---------- INPUT DATA

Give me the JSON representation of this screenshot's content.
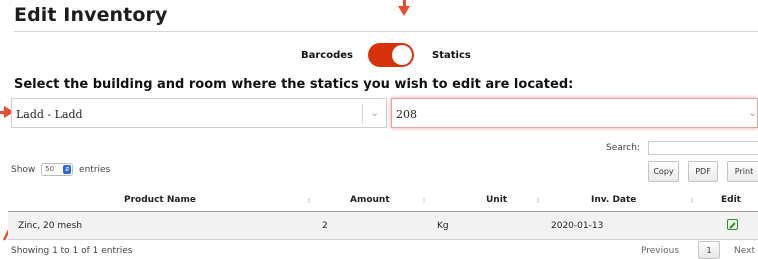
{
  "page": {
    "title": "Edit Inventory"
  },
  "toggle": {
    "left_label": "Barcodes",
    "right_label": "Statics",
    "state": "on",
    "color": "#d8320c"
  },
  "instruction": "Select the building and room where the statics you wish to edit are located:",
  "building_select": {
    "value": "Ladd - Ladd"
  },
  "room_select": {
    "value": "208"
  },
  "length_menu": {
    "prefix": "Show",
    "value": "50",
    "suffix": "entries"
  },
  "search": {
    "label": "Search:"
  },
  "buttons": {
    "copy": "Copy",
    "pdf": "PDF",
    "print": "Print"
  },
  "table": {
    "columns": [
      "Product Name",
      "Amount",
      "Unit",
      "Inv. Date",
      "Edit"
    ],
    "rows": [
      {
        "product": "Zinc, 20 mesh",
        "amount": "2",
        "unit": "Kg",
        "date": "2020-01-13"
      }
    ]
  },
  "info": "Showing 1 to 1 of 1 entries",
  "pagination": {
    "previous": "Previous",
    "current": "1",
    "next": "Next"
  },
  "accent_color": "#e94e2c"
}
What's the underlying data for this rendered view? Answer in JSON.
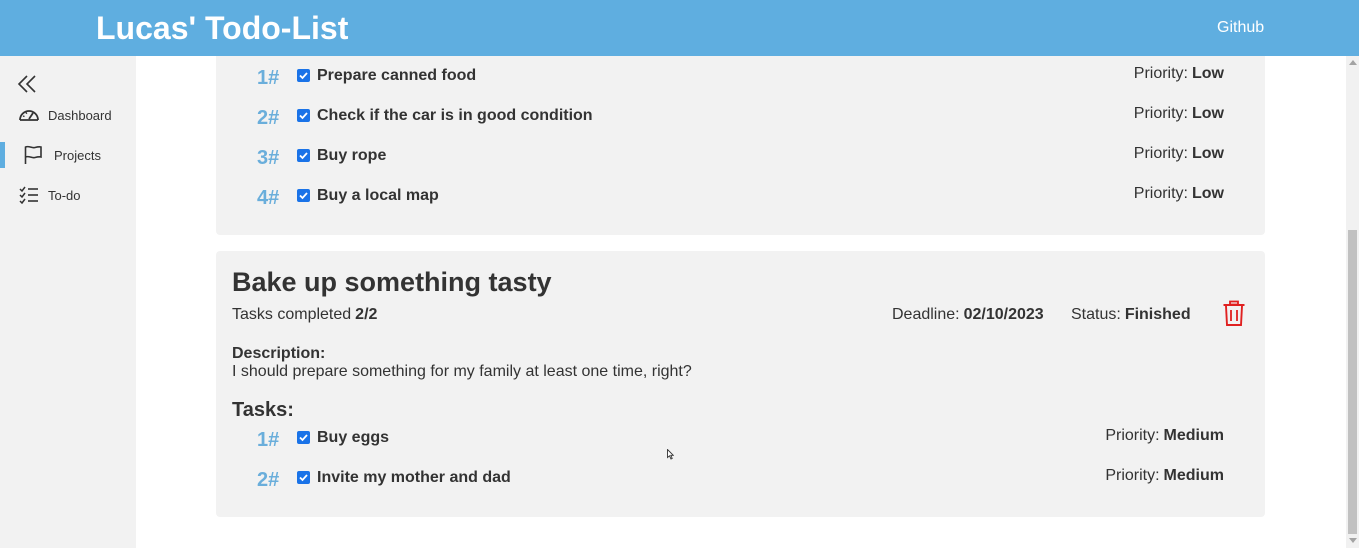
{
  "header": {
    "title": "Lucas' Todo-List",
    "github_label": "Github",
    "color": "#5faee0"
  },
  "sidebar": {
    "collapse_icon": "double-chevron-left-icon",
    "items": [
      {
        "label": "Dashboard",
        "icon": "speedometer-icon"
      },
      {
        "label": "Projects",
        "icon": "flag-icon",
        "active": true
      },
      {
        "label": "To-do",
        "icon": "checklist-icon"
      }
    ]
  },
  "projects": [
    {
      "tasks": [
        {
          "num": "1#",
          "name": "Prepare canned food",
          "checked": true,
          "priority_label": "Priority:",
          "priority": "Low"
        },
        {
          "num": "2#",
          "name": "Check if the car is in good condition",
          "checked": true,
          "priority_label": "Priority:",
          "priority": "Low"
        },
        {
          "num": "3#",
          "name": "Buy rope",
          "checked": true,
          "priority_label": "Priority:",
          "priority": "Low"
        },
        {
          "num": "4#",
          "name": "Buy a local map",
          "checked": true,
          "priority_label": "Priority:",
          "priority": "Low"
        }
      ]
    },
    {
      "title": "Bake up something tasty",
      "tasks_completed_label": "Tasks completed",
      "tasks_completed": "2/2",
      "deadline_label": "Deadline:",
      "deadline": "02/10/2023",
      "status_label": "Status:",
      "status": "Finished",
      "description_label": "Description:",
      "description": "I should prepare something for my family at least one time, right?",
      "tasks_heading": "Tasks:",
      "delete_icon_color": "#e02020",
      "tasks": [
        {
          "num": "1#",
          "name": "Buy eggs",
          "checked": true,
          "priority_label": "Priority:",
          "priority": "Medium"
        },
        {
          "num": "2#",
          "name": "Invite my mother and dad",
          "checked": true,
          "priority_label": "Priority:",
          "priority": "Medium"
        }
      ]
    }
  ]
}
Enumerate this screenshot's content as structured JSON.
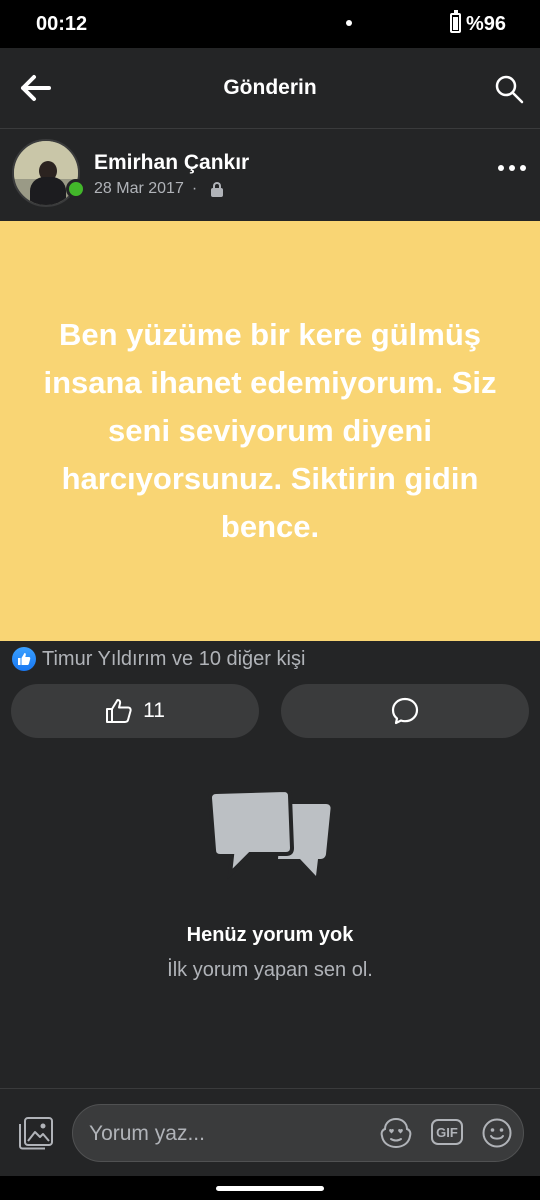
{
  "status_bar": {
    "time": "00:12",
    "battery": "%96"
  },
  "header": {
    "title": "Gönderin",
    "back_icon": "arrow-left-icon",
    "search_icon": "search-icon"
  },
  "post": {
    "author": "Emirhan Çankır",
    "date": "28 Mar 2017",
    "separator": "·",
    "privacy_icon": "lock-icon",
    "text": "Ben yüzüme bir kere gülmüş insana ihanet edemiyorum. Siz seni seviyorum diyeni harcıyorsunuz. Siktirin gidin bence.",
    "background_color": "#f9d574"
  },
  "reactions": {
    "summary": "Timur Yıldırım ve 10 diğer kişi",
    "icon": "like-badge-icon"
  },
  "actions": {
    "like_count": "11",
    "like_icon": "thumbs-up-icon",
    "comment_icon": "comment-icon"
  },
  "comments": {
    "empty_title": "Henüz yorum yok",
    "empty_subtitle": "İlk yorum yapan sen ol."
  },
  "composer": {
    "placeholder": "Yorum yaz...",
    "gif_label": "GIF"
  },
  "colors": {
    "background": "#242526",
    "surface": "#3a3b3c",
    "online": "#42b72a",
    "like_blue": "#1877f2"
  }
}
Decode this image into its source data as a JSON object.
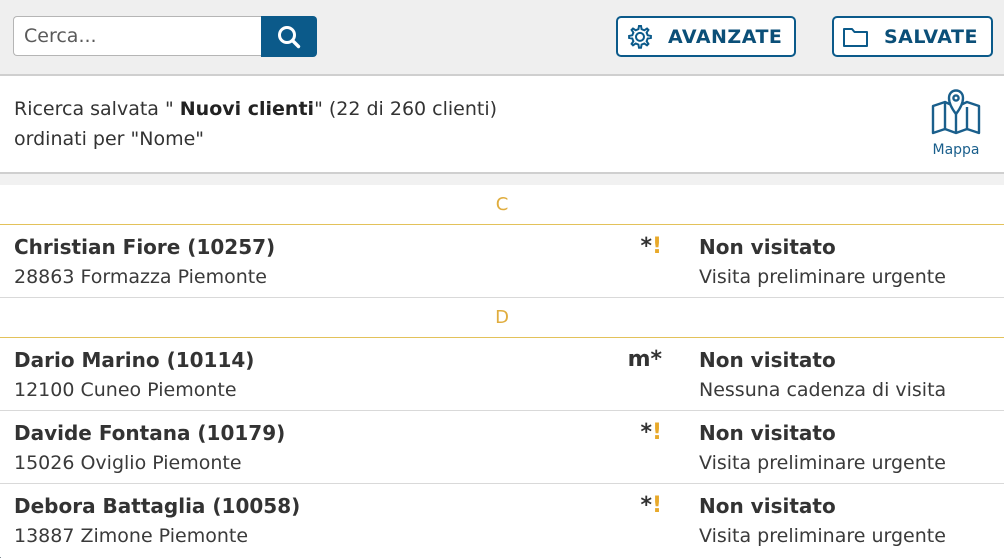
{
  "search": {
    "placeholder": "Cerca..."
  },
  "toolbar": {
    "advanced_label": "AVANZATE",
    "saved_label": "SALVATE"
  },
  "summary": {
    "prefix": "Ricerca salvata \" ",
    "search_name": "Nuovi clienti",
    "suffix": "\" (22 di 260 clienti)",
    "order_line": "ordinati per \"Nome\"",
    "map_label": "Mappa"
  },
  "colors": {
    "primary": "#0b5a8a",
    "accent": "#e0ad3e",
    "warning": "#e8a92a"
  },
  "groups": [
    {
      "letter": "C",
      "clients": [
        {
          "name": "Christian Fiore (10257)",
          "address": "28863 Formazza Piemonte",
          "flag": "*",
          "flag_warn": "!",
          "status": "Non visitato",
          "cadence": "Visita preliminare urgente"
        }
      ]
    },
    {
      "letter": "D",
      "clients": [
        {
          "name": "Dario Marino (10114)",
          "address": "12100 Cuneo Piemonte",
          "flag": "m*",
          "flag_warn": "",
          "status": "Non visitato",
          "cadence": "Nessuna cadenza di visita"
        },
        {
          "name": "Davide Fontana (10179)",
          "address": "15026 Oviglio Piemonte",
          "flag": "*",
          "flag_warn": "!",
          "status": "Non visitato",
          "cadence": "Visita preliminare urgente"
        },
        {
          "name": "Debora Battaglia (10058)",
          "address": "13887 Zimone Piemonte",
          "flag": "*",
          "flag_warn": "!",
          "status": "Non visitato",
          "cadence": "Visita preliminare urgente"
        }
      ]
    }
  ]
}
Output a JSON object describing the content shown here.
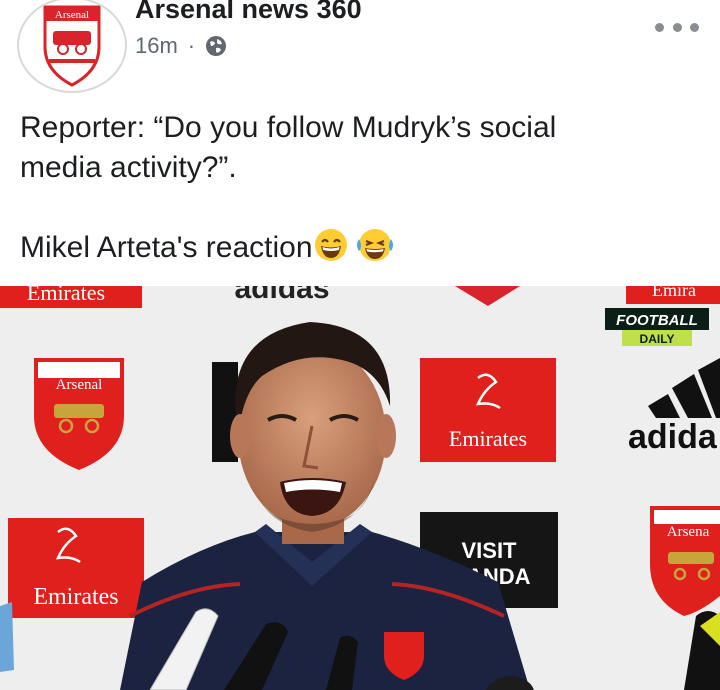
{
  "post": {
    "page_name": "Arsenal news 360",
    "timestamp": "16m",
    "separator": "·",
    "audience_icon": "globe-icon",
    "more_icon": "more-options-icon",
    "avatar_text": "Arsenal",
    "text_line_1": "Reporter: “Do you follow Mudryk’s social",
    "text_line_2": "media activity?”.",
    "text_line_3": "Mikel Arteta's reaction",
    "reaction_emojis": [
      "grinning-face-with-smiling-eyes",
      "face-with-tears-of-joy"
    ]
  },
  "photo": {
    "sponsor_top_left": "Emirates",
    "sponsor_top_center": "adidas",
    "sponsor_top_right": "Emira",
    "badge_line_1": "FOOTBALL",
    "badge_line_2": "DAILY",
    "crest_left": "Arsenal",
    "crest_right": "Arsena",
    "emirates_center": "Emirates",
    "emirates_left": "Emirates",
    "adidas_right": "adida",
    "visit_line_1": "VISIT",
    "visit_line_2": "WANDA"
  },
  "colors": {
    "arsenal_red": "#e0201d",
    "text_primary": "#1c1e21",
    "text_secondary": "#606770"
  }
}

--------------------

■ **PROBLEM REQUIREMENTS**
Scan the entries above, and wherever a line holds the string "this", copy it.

■ **ANSWER**
Give me the JSON representation of this screenshot's content.
What's the underlying data for this rendered view? Answer in JSON.
Enumerate this screenshot's content as structured JSON.
Decode this image into its source data as a JSON object.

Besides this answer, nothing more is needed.